In Summary…

I entered 2018 full of plans and ideas, some which worked out well and others that didn’t.  I can say with absolute certainty that I am entering 2019 with fewer defined plans, but also with a much greater sense of purpose.  I am eagerly looking forward to teaching more workshops and photographing more work for my amazing clients in 2019.  I WILL publish books.  Perhaps most importantly, I will continue to use my voice and love of photography to inspire and help those who are struggling in their own lives.  

It is only fitting that I end this post with a few more of my favourite images from 2018.  I love these images because of the story they tell, because of their visual interest and because of how I felt when I took them.  I will see all of you in 2019, fresh out of the gate with a new post about my updated Fujifilm gear pack.  

I wish you and your families all the best for the holiday season.  Thank you for a wonderful year!

Cheers,

Ian

Twenty More | The Streets of Vancouver – Part Two

“Don’t think about making art, just get it done.  Let everyone else decide if it’s good or bad, whether they love it or hate it.  While they are deciding, make even more art.”

Andy Warhol

I love this quote.  Don’t spend all of your time consuming when you could be out there creating instead.  Don’t crowd source your self esteem by worrying about what others think of your work.  Just get out there and be an artist, doing the work that you love.

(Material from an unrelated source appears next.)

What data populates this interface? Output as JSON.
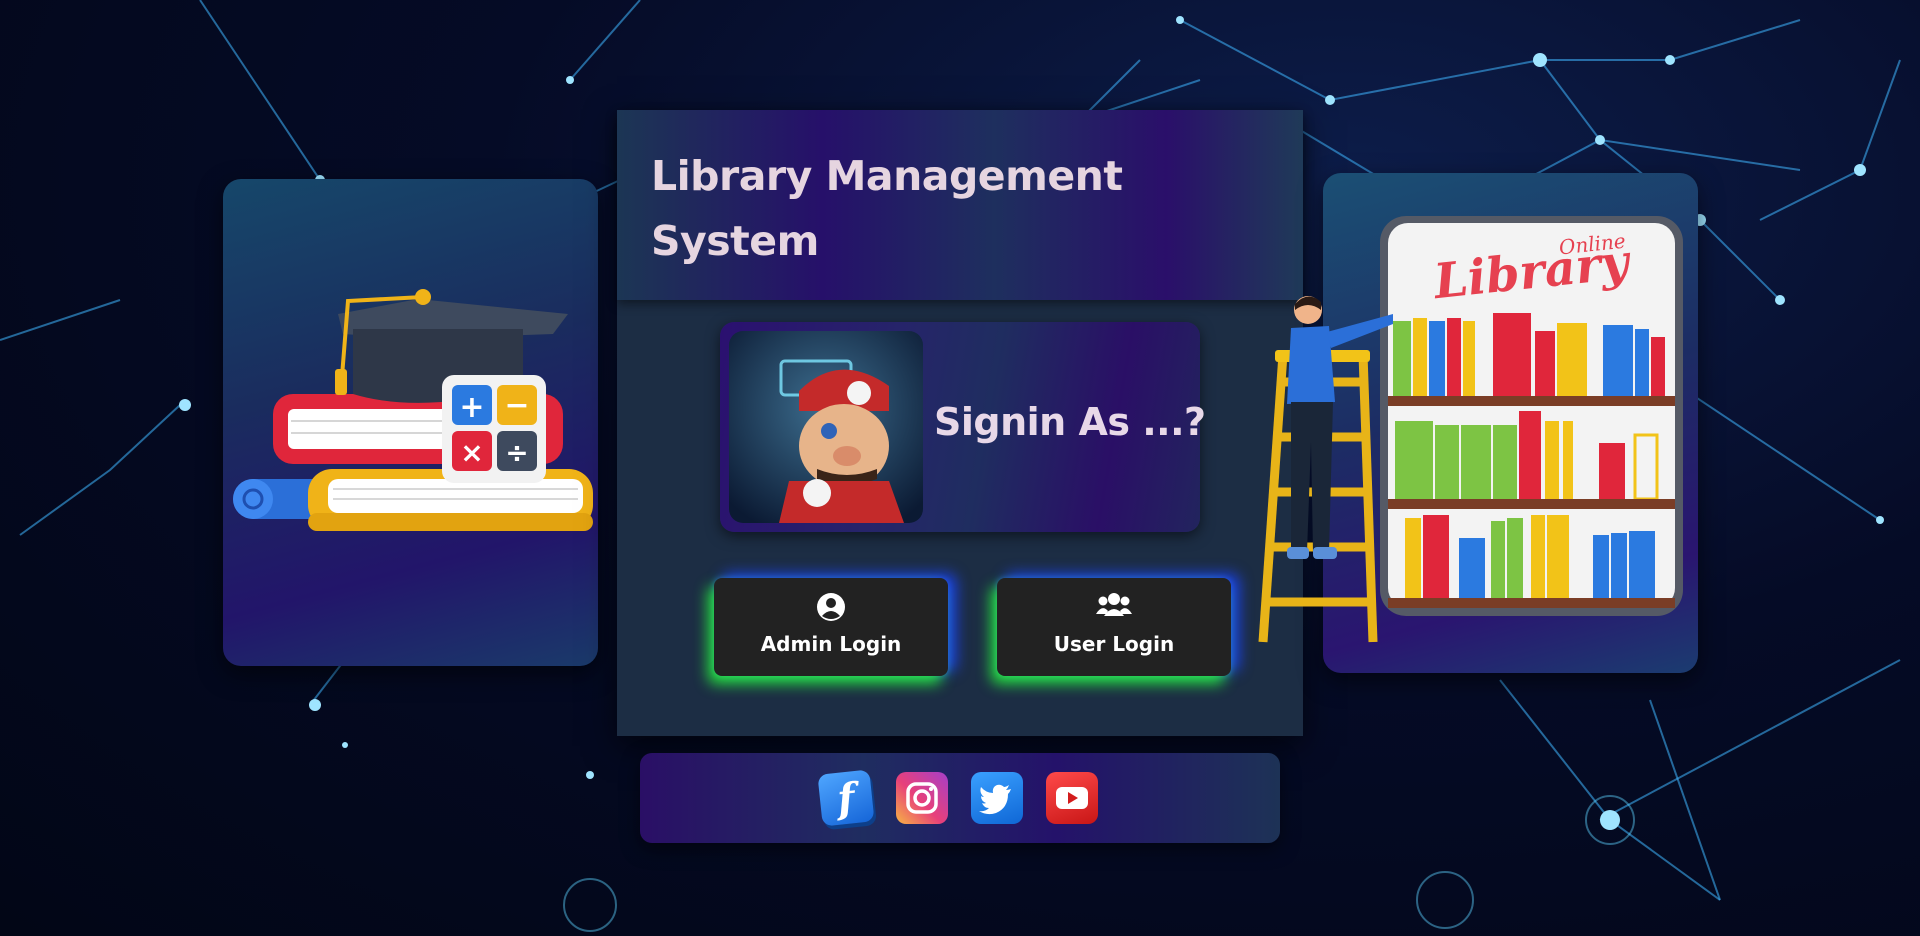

Here are another twenty images from the streets of Vancouver, taken at various times over the last six months.

Cheers,

Ian